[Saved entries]
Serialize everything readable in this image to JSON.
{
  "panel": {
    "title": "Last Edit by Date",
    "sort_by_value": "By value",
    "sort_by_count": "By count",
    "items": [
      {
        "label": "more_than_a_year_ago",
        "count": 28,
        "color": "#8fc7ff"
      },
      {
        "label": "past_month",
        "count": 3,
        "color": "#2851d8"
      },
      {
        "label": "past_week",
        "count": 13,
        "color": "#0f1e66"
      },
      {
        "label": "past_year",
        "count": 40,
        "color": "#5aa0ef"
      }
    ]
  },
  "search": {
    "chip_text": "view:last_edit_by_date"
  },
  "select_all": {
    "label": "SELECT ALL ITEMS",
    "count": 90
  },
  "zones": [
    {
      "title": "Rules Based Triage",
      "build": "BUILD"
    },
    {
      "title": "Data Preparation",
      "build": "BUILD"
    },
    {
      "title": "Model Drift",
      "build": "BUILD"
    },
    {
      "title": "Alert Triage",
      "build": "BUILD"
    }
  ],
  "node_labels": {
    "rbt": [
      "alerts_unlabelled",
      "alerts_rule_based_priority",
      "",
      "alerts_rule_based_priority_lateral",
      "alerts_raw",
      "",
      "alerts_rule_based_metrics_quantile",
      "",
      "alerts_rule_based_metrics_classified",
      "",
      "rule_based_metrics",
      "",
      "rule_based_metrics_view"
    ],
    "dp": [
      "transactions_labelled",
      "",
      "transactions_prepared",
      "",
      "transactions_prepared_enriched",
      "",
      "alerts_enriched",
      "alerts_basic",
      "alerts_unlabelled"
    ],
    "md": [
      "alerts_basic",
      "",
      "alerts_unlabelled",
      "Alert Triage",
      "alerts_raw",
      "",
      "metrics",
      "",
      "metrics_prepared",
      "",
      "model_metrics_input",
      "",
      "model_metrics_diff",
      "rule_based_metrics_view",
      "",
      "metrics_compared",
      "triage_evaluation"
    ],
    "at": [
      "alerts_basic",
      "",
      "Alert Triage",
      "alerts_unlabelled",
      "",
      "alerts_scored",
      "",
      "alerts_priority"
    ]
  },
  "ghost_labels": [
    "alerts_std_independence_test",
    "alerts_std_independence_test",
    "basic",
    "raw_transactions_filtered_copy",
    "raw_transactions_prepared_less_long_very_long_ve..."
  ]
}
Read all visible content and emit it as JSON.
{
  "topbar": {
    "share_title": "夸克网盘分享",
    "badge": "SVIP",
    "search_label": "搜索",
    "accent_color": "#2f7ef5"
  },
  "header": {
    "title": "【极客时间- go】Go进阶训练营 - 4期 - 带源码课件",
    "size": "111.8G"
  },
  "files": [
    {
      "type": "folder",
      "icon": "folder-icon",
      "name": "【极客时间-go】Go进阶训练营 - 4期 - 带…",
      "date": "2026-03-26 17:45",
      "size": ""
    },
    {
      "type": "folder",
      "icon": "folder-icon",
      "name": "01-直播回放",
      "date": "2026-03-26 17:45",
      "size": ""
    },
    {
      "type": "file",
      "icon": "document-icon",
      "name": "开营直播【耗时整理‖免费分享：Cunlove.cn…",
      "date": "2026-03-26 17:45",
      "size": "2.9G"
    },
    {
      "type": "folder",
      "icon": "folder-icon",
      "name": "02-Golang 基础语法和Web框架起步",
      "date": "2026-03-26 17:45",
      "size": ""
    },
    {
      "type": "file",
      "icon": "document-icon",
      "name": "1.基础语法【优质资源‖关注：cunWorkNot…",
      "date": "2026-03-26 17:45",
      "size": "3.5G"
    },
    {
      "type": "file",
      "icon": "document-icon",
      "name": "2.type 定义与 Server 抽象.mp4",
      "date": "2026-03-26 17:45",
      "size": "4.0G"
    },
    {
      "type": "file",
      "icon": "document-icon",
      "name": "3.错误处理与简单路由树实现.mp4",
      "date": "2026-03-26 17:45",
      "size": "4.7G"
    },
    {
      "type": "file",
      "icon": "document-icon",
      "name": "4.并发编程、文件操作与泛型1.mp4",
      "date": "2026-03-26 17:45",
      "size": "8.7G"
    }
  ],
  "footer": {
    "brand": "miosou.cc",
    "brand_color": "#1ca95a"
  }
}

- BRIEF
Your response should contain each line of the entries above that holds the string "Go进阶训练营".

- RESULT BELOW
    "title": "【极客时间- go】Go进阶训练营 - 4期 - 带源码课件",
      "name": "【极客时间-go】Go进阶训练营 - 4期 - 带…",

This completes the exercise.